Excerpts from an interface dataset
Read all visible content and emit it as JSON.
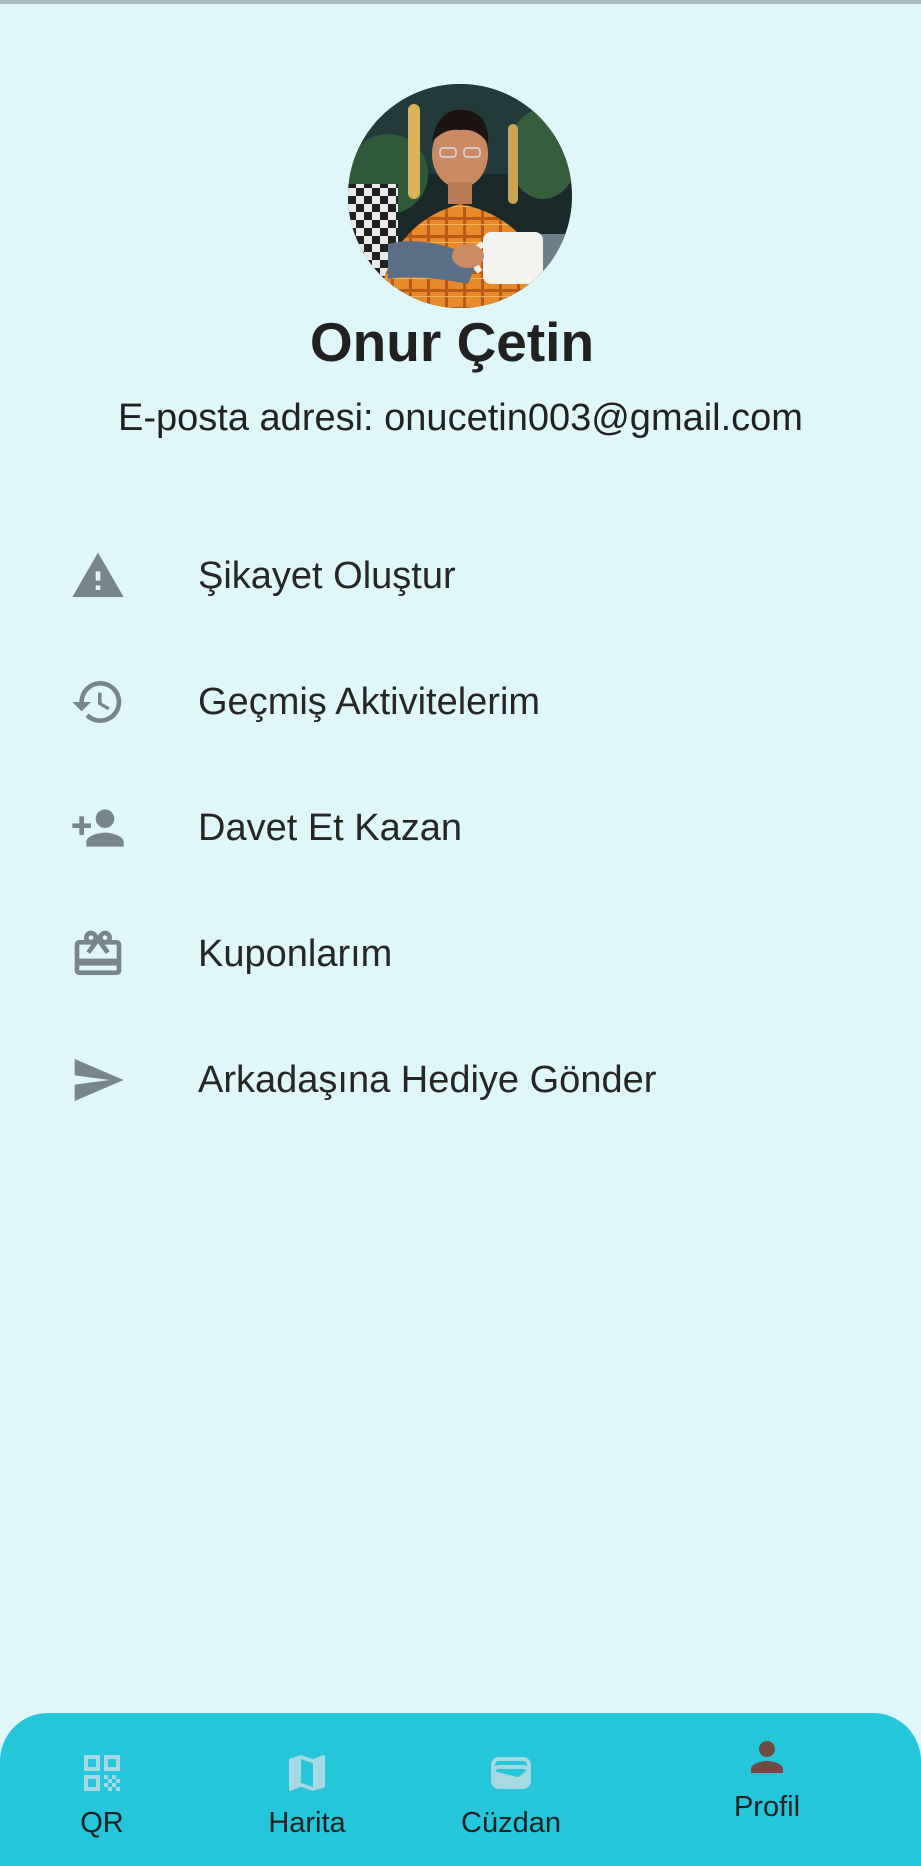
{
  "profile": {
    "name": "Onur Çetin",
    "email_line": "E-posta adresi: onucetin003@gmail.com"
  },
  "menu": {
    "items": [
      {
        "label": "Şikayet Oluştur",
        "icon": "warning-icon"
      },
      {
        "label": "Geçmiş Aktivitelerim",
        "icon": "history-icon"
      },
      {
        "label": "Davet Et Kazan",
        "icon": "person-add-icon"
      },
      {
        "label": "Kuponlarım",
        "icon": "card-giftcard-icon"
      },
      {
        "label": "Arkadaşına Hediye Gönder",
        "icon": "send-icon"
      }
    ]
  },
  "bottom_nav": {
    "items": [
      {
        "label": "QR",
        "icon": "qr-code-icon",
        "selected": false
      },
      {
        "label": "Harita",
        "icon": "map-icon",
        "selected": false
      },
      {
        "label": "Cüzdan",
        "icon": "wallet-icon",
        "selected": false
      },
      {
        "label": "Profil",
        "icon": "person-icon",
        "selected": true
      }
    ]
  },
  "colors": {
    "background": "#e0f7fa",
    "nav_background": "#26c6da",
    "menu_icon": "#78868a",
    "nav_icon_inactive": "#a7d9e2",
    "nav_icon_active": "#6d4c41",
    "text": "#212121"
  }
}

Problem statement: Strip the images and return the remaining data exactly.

Answer area:
Read all visible content and emit it as JSON.
{
  "profile": {
    "name": "Onur Çetin",
    "email_line": "E-posta adresi: onucetin003@gmail.com"
  },
  "menu": {
    "items": [
      {
        "label": "Şikayet Oluştur",
        "icon": "warning-icon"
      },
      {
        "label": "Geçmiş Aktivitelerim",
        "icon": "history-icon"
      },
      {
        "label": "Davet Et Kazan",
        "icon": "person-add-icon"
      },
      {
        "label": "Kuponlarım",
        "icon": "card-giftcard-icon"
      },
      {
        "label": "Arkadaşına Hediye Gönder",
        "icon": "send-icon"
      }
    ]
  },
  "bottom_nav": {
    "items": [
      {
        "label": "QR",
        "icon": "qr-code-icon",
        "selected": false
      },
      {
        "label": "Harita",
        "icon": "map-icon",
        "selected": false
      },
      {
        "label": "Cüzdan",
        "icon": "wallet-icon",
        "selected": false
      },
      {
        "label": "Profil",
        "icon": "person-icon",
        "selected": true
      }
    ]
  },
  "colors": {
    "background": "#e0f7fa",
    "nav_background": "#26c6da",
    "menu_icon": "#78868a",
    "nav_icon_inactive": "#a7d9e2",
    "nav_icon_active": "#6d4c41",
    "text": "#212121"
  }
}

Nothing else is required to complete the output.